As for the cost, if all nine of the homeowners asked Ayres to do the application for a LOMA at one time, the total cost would be $2,200, or about $250 for each property, Goodwin said.

If the homeowners asked Ayres to apply for the LOMA separately, the cost would be about $600 each, he said.

“It’s an economy of scale … we could write one contract with the village and one invoice for $2,200,” Goodwin said.

If done separately, the total cost for the nine LOMA applications would be $5,400.

As for those properties that require fill to raise the elevation, the cost for another survey and the LOMA application might be around $1,000, Goodwin said.

After the application is submitted to FEMA, a Letter of Map Amendment would be issued in about six to eight weeks, he said.

Money back

One homeowner wondered about obtaining reimbursement from the federal government for flood insurance that has been paid since the time the new FEMA map was issued and the properties were officially considered to be in the floodplain.

Goodwin said that after the LOMA is issued, there is a process for FEMA to reimburse homeowners for flood insurance that they have already paid.

The Colfax Village Board officially adopted the new floodplain ordinance a year ago, in January of 2012, but not because board members agreed with the boundaries of the floodplain.

The village board was required to create a new floodplain ordinance before the floodplain designation could be challenged and changed.


At the July 23 meeting last summer, the Colfax Village Board approved paying 80 percent of the cost of attempting to remove properties from the floodplain while the homeowners would share in 20 percent of the cost.

Previous estimates given to the village board indicated that the cost for ground elevations and verifying the Flood Insurance Study (FIS) cross section elevations would be $4,000.

The cost to revise the floodplain model and submit it to FEMA and the state Department of Natural Resources would be around $9,000. FEMA would review the updated map for a fee of $5,000.

The Colfax Village Board is expected to take action on a contract with Ayres for the Letter of Map Amendment applications at the January 28 meeting.
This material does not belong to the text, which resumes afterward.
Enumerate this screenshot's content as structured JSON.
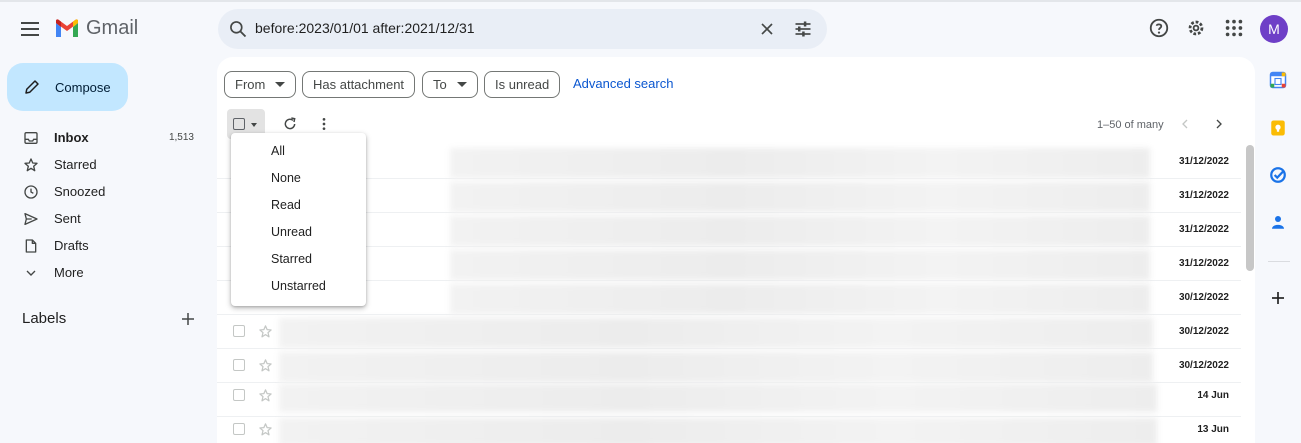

Goodwin provided a LOMA application and a packet of detailed instructions to the homeowners attending the meeting.

Property owners can fill out the applications themselves and submit them to FEMA if they are so inclined to tackle the job.